What does poisonous mean?
Poisonous is a term applied to organisms that release toxins through ingestion, inhalation, or skin-to-skin contact, meaning very few snakes are actually poisonous. The exception is the garter snake, its bite is nontoxic and pretty harmless, although the animal stores and absorbs the toxins of its prey. So, unless you want to chow down on newt and salamander toxins, it’s best to keep garter snakes off the menu.
Other poisonous animals include some species of toads, frogs, birds, cephalopods, and insects which store toxins in their tissues and on their skin or feathers. The poison these animals carry is often potent enough to kill a human, so remember to take their bright colorings as a warning sign to stay away.
What does venomous mean?
Venomous is a term applied to organisms that bite or sting to inject poisonous toxins. There are multiple species of venomous snakes around the world, with the Saw-Scaled Viper being the deadliest of them all. This snake is responsible for more human fatalities than all other species combined.
There’s no shortage of venomous animals in the world, including spiders, lizards, jellyfish, corals, bees, ants, and wasps. Even seemingly benign animals can be venomous, such as the male platypus, which harbors fang-like ankle spurs attached to venom glands. The creatures use these spurs in self-defense, being able to kill small animals and give humans a nasty sting.
What are some venomous snakes?

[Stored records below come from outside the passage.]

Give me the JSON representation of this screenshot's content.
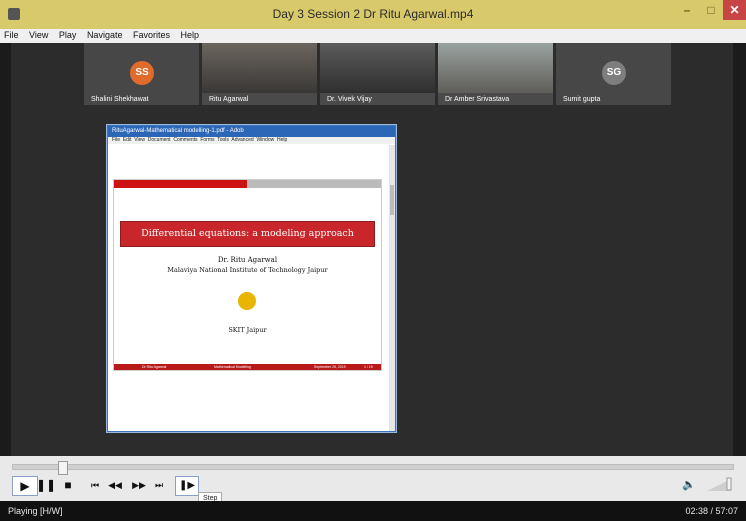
{
  "window": {
    "title": "Day 3 Session 2 Dr Ritu Agarwal.mp4",
    "minimize": "–",
    "maximize": "□",
    "close": "✕"
  },
  "menubar": {
    "items": [
      "File",
      "View",
      "Play",
      "Navigate",
      "Favorites",
      "Help"
    ]
  },
  "participants": [
    {
      "name": "Shalini Shekhawat",
      "initials": "SS",
      "color": "#e06b2d"
    },
    {
      "name": "Ritu Agarwal"
    },
    {
      "name": "Dr. Vivek Vijay"
    },
    {
      "name": "Dr Amber Srivastava"
    },
    {
      "name": "Sumit gupta",
      "initials": "SG",
      "color": "#7e7e7e"
    }
  ],
  "pdf": {
    "title": "RituAgarwal-Mathematical modelling-1.pdf - Adob",
    "menu": [
      "File",
      "Edit",
      "View",
      "Document",
      "Comments",
      "Forms",
      "Tools",
      "Advanced",
      "Window",
      "Help"
    ],
    "slide_title": "Differential equations: a modeling approach",
    "author": "Dr. Ritu Agarwal",
    "institute": "Malaviya National Institute of Technology Jaipur",
    "venue": "SKIT Jaipur",
    "footer": {
      "left": "Dr Ritu Agarwal",
      "center": "Mathematical Modelling",
      "right": "September 25, 2019",
      "page": "1 / 19"
    }
  },
  "player": {
    "progress": 0.04,
    "step_tooltip": "Step",
    "status": "Playing [H/W]",
    "time": "02:38 / 57:07",
    "icons": {
      "play": "▶",
      "pause": "❚❚",
      "stop": "■",
      "prev": "⏮",
      "rew": "◀◀",
      "fwd": "▶▶",
      "next": "⏭",
      "step": "❚▶",
      "volume": "🔈"
    }
  }
}
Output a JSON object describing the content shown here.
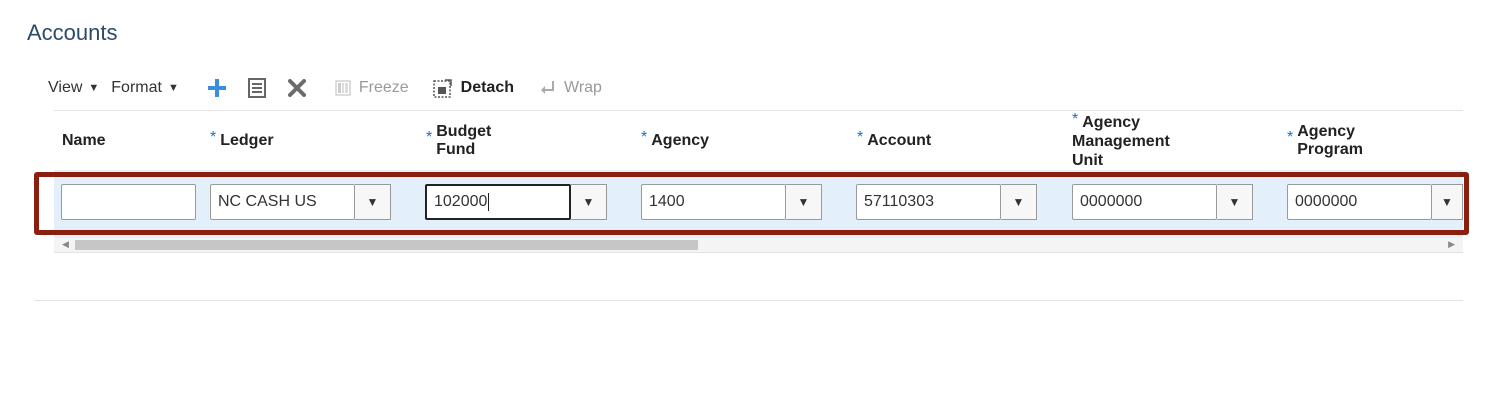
{
  "page": {
    "title": "Accounts"
  },
  "toolbar": {
    "view_label": "View",
    "format_label": "Format",
    "freeze_label": "Freeze",
    "detach_label": "Detach",
    "wrap_label": "Wrap"
  },
  "columns": {
    "name": "Name",
    "ledger": "Ledger",
    "budget_fund": "Budget Fund",
    "agency": "Agency",
    "account": "Account",
    "agency_mgmt_unit_line1": "Agency Management",
    "agency_mgmt_unit_line2": "Unit",
    "agency_program": "Agency Program"
  },
  "row": {
    "name": "",
    "ledger": "NC CASH US",
    "budget_fund": "102000",
    "agency": "1400",
    "account": "57110303",
    "agency_mgmt_unit": "0000000",
    "agency_program": "0000000"
  },
  "colors": {
    "highlight": "#8b1f0f",
    "row_bg": "#e3effa",
    "add_icon": "#3b8de0",
    "required": "#1a6fd1"
  }
}
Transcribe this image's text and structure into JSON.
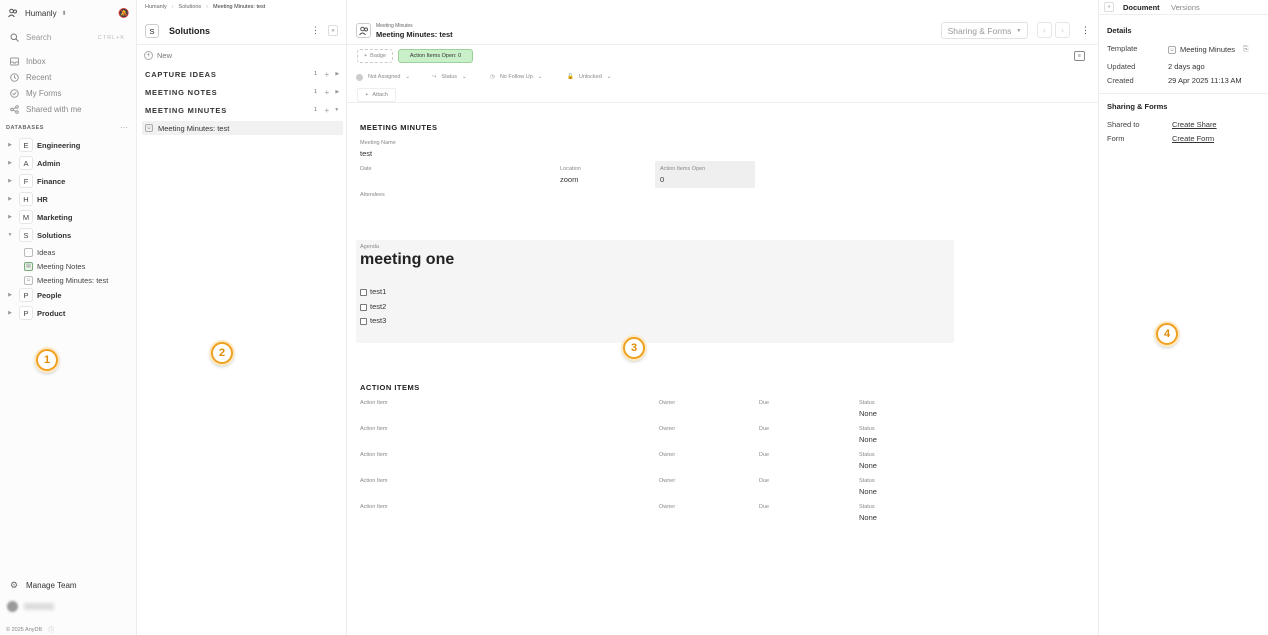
{
  "workspace": {
    "name": "Humanly"
  },
  "search": {
    "placeholder": "Search",
    "shortcut": "CTRL+K"
  },
  "nav": [
    {
      "label": "Inbox",
      "icon": "inbox-icon"
    },
    {
      "label": "Recent",
      "icon": "clock-icon"
    },
    {
      "label": "My Forms",
      "icon": "forms-icon"
    },
    {
      "label": "Shared with me",
      "icon": "share-icon"
    }
  ],
  "databases_header": "DATABASES",
  "databases": [
    {
      "letter": "E",
      "name": "Engineering"
    },
    {
      "letter": "A",
      "name": "Admin"
    },
    {
      "letter": "F",
      "name": "Finance"
    },
    {
      "letter": "H",
      "name": "HR"
    },
    {
      "letter": "M",
      "name": "Marketing"
    },
    {
      "letter": "S",
      "name": "Solutions"
    }
  ],
  "solutions_children": [
    {
      "label": "Ideas"
    },
    {
      "label": "Meeting Notes"
    },
    {
      "label": "Meeting Minutes: test"
    }
  ],
  "databases_after": [
    {
      "letter": "P",
      "name": "People"
    },
    {
      "letter": "P",
      "name": "Product"
    }
  ],
  "manage_team": "Manage Team",
  "footer": "© 2025 AnyDB",
  "breadcrumb": [
    "Humanly",
    "Solutions",
    "Meeting Minutes: test"
  ],
  "col2": {
    "letter": "S",
    "title": "Solutions",
    "new_label": "New",
    "sections": [
      {
        "label": "CAPTURE IDEAS",
        "count": "1"
      },
      {
        "label": "MEETING NOTES",
        "count": "1"
      },
      {
        "label": "MEETING MINUTES",
        "count": "1"
      }
    ],
    "item": "Meeting Minutes: test"
  },
  "doc": {
    "small_title": "Meeting Minutes",
    "title": "Meeting Minutes: test",
    "sharing_button": "Sharing & Forms",
    "badge_label": "Badge",
    "action_items_open_badge": "Action Items Open: 0",
    "filters": [
      "Not Assigned",
      "Status",
      "No Follow Up",
      "Unlocked"
    ],
    "attach": "Attach",
    "section_title": "MEETING MINUTES",
    "meeting_name_label": "Meeting Name",
    "meeting_name": "test",
    "date_label": "Date",
    "location_label": "Location",
    "location": "zoom",
    "action_open_label": "Action Items Open",
    "action_open": "0",
    "attendees_label": "Attendees",
    "agenda_label": "Agenda",
    "agenda_title": "meeting one",
    "checklist": [
      "test1",
      "test2",
      "test3"
    ],
    "action_items_title": "ACTION ITEMS",
    "action_items_cols": {
      "item": "Action Item",
      "owner": "Owner",
      "due": "Due",
      "status": "Status"
    },
    "action_items_rows": [
      {
        "status": "None"
      },
      {
        "status": "None"
      },
      {
        "status": "None"
      },
      {
        "status": "None"
      },
      {
        "status": "None"
      }
    ]
  },
  "right": {
    "tabs": [
      "Document",
      "Versions"
    ],
    "details_title": "Details",
    "template_label": "Template",
    "template_value": "Meeting Minutes",
    "updated_label": "Updated",
    "updated_value": "2 days ago",
    "created_label": "Created",
    "created_value": "29 Apr 2025 11:13 AM",
    "sharing_title": "Sharing & Forms",
    "shared_to_label": "Shared to",
    "shared_to_link": "Create Share",
    "form_label": "Form",
    "form_link": "Create Form"
  },
  "annotations": [
    "1",
    "2",
    "3",
    "4"
  ],
  "colors": {
    "accent_badge": "#c9f0c9",
    "annotation": "#f0a020"
  }
}
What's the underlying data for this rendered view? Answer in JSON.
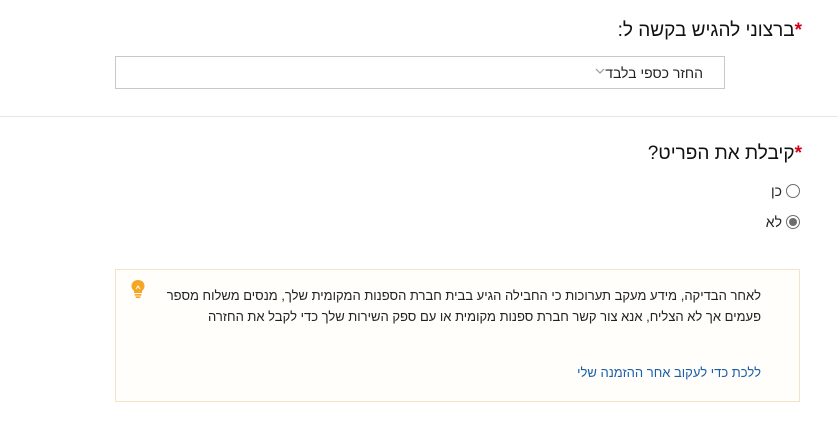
{
  "request_section": {
    "required_mark": "*",
    "question": "ברצוני להגיש בקשה ל:",
    "dropdown": {
      "selected_value": "החזר כספי בלבד",
      "icon": "chevron-down-icon"
    }
  },
  "received_section": {
    "required_mark": "*",
    "question": "קיבלת את הפריט?",
    "options": [
      {
        "label": "כן",
        "checked": false
      },
      {
        "label": "לא",
        "checked": true
      }
    ]
  },
  "info_box": {
    "icon": "lightbulb-icon",
    "message": "לאחר הבדיקה, מידע מעקב תערוכות כי החבילה הגיע בבית חברת הספנות המקומית שלך, מנסים משלוח מספר פעמים אך לא הצליח, אנא צור קשר חברת ספנות מקומית או עם ספק השירות שלך כדי לקבל את החזרה",
    "link_text": "ללכת כדי לעקוב אחר ההזמנה שלי"
  },
  "colors": {
    "required": "#d4001a",
    "link": "#1a5fa8",
    "info_border": "#f6e2c8",
    "bulb": "#f5a623"
  }
}
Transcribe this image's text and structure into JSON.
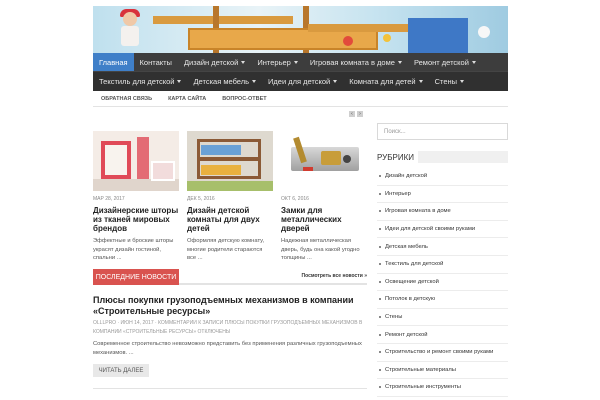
{
  "nav_primary": [
    {
      "label": "Главная",
      "dropdown": false,
      "active": true
    },
    {
      "label": "Контакты",
      "dropdown": false,
      "active": false
    },
    {
      "label": "Дизайн детской",
      "dropdown": true,
      "active": false
    },
    {
      "label": "Интерьер",
      "dropdown": true,
      "active": false
    },
    {
      "label": "Игровая комната в доме",
      "dropdown": true,
      "active": false
    },
    {
      "label": "Ремонт детской",
      "dropdown": true,
      "active": false
    }
  ],
  "nav_secondary": [
    {
      "label": "Текстиль для детской",
      "dropdown": true
    },
    {
      "label": "Детская мебель",
      "dropdown": true
    },
    {
      "label": "Идеи для детской",
      "dropdown": true
    },
    {
      "label": "Комната для детей",
      "dropdown": true
    },
    {
      "label": "Стены",
      "dropdown": true
    }
  ],
  "subnav": [
    "ОБРАТНАЯ СВЯЗЬ",
    "КАРТА САЙТА",
    "ВОПРОС-ОТВЕТ"
  ],
  "featured": [
    {
      "date": "МАР 28, 2017",
      "title": "Дизайнерские шторы из тканей мировых брендов",
      "excerpt": "Эффектные и броские шторы украсят дизайн гостиной, спальни ..."
    },
    {
      "date": "ДЕК 5, 2016",
      "title": "Дизайн детской комнаты для двух детей",
      "excerpt": "Оформляя детскую комнату, многие родители стараются все ..."
    },
    {
      "date": "ОКТ 6, 2016",
      "title": "Замки для металлических дверей",
      "excerpt": "Надежная металлическая дверь, будь она какой угодно толщины ..."
    }
  ],
  "latest": {
    "tab_label": "ПОСЛЕДНИЕ НОВОСТИ",
    "all_link": "Посмотреть все новости »"
  },
  "post": {
    "title": "Плюсы покупки грузоподъемных механизмов в компании «Строительные ресурсы»",
    "meta": "OLLLPRO · ИЮН 14, 2017 · КОММЕНТАРИИ К ЗАПИСИ ПЛЮСЫ ПОКУПКИ ГРУЗОПОДЪЕМНЫХ МЕХАНИЗМОВ В КОМПАНИИ «СТРОИТЕЛЬНЫЕ РЕСУРСЫ» ОТКЛЮЧЕНЫ",
    "text": "Современное строительство невозможно представить без применения различных грузоподъемных механизмов. ...",
    "more_label": "ЧИТАТЬ ДАЛЕЕ"
  },
  "sidebar": {
    "search_placeholder": "Поиск...",
    "rubrics_title": "РУБРИКИ",
    "categories": [
      "Дизайн детской",
      "Интерьер",
      "Игровая комната в доме",
      "Идеи для детской своими руками",
      "Детская мебель",
      "Текстиль для детской",
      "Освещение детской",
      "Потолок в детскую",
      "Стены",
      "Ремонт детской",
      "Строительство и ремонт своими руками",
      "Строительные материалы",
      "Строительные инструменты"
    ]
  },
  "colors": {
    "nav_bg": "#3d3d3d",
    "nav_active": "#3f7fc8",
    "accent_red": "#d9534f"
  }
}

In North America, there are numerous venomous snakes to watch out for. Cottonmouths are one of the most feared in the region, carrying powerful cytotoxic venom that can result in limb amputations if not treated with antivenom. Another snake to steer clear of is the Timber Rattlesnake, their large fangs carry a potent venom that can inject a large surge in just one bite. Multiple species of rattlesnakes are also common in the region to watch out for, with different species carrying different potencies and types of venom.
How do you protect yourself from snake bites?
To avoid getting a potentially lethal snake bite there are a few precautions you can take. Firstly, never walk barefoot or wear sandals when you cannot clearly see where you’re putting your feet. Staying on hiking trails also decreases your chance of getting bitten as there tend to be fewer hiding places for snakes.
Stay well clear of snakes even if they appear dead as some species use this as a tactic to surprise their victims. Hiking with a partner is always smart. Should a crisis arise, they can assist and increase your chances of getting out of the sticky situation unscathed. Finally, always carefully check for camouflaged snakes before picking up any wood or rocks. You never know where they might be hiding.